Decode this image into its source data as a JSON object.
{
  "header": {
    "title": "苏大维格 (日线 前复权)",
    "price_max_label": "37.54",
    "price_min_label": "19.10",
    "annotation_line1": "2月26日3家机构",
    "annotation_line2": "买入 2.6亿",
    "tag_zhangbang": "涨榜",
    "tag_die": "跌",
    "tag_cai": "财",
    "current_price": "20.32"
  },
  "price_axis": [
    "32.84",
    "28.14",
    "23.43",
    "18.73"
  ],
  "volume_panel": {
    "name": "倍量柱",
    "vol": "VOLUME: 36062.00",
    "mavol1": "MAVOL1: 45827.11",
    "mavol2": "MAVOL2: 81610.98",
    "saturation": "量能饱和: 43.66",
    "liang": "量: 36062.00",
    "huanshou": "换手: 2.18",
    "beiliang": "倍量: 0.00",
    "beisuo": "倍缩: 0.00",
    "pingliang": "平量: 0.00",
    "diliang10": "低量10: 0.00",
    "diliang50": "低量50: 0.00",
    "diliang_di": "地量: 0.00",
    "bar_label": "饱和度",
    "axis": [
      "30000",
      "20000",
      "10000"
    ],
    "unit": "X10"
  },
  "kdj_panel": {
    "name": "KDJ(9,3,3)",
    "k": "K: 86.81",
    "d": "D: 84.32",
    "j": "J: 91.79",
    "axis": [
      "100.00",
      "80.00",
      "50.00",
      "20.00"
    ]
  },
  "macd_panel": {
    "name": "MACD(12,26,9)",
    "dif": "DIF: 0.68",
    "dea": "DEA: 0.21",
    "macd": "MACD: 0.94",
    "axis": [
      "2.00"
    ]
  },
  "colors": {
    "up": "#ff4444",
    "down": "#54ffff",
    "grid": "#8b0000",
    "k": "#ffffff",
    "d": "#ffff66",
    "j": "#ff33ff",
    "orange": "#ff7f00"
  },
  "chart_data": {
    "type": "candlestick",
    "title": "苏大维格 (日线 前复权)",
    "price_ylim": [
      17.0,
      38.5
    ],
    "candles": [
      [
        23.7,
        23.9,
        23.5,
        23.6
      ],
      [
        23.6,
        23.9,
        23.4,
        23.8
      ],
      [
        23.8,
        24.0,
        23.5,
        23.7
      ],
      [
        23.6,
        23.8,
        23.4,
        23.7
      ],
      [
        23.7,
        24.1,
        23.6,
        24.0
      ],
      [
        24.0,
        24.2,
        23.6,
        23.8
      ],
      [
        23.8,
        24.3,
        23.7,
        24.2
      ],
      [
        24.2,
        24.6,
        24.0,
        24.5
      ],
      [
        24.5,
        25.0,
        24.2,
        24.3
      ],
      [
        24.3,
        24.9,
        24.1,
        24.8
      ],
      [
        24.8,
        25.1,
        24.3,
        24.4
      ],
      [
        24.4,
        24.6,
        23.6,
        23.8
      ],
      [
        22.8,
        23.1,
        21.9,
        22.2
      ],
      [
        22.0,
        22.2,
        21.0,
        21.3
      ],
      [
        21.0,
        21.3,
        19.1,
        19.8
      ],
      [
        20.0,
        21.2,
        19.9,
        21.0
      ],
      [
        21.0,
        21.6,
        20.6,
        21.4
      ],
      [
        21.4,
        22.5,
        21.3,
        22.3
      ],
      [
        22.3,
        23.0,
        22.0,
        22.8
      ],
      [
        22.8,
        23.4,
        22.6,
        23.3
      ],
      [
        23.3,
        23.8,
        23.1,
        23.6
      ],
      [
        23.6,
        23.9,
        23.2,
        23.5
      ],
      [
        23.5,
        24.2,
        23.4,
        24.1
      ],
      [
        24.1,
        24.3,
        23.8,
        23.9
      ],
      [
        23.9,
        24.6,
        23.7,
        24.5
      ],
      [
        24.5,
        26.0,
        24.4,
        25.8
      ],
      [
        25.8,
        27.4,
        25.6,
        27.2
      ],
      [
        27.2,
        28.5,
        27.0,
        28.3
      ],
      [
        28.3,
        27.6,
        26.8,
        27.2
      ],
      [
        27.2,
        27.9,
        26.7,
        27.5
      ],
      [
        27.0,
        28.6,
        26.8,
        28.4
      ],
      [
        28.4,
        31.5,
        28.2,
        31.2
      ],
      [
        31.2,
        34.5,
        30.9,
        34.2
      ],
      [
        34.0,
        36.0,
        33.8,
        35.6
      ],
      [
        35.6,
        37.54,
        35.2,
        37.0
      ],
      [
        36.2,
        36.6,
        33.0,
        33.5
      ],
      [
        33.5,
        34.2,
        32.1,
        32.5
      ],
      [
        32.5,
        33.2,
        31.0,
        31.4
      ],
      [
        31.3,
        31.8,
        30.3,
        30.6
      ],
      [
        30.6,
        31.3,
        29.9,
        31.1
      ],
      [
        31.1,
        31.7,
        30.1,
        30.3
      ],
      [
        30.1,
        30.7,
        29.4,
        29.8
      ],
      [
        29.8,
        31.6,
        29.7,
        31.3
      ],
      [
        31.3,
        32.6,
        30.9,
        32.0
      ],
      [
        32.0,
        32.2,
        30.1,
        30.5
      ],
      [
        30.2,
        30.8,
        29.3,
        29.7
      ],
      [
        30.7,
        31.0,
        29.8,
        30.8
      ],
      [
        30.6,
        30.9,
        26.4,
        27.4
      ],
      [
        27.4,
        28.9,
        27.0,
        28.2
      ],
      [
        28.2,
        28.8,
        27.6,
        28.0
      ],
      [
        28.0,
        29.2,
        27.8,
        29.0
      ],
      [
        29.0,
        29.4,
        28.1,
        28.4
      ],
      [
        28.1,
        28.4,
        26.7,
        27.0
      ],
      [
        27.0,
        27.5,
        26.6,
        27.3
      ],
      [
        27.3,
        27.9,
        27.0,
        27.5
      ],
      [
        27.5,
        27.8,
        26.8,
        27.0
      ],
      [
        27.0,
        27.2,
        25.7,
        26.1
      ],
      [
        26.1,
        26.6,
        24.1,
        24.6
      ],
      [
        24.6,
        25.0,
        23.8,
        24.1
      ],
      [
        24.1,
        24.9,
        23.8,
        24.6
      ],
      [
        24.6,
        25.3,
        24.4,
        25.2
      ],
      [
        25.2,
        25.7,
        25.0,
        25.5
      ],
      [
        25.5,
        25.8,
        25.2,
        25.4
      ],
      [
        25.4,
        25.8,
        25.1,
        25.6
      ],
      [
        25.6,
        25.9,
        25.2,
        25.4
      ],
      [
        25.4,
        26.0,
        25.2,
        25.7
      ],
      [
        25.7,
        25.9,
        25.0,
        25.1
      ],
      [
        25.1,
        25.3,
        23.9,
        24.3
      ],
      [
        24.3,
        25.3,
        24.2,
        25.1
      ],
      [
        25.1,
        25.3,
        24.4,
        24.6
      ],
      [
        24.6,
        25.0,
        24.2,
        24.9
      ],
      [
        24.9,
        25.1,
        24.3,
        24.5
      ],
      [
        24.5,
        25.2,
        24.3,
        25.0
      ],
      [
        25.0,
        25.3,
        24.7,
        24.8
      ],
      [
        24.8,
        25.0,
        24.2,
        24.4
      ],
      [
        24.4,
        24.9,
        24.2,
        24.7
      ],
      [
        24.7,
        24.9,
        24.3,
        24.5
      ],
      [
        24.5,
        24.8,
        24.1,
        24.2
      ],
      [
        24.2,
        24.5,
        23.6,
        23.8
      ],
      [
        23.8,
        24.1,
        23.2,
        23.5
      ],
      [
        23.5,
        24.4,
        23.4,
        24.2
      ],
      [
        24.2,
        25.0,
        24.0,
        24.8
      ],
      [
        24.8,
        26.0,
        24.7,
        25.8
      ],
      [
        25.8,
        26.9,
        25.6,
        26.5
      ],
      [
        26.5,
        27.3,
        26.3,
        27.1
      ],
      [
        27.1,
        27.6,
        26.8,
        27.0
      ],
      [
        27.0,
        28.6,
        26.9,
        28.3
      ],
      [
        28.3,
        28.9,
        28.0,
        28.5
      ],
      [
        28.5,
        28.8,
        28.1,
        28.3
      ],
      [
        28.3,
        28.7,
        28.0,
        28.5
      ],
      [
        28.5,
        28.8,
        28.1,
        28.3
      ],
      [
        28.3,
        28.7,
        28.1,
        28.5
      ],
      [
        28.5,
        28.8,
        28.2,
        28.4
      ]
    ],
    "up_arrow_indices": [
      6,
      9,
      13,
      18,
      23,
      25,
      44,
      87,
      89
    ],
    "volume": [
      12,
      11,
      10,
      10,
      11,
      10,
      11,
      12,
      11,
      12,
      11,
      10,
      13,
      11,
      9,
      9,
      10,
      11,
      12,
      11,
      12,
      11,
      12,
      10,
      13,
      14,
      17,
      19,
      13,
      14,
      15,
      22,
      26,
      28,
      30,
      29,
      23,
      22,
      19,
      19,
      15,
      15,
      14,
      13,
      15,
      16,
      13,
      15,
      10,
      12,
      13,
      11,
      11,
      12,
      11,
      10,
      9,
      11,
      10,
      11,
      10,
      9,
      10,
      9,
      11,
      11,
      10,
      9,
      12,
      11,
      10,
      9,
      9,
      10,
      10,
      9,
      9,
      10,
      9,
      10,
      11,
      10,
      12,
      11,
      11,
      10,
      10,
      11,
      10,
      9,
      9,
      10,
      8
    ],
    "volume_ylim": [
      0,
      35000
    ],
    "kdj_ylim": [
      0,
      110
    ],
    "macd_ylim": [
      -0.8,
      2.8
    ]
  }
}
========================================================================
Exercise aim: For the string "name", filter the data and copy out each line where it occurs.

The answer:
    "name": "倍量柱",
    "name": "KDJ(9,3,3)",
    "name": "MACD(12,26,9)",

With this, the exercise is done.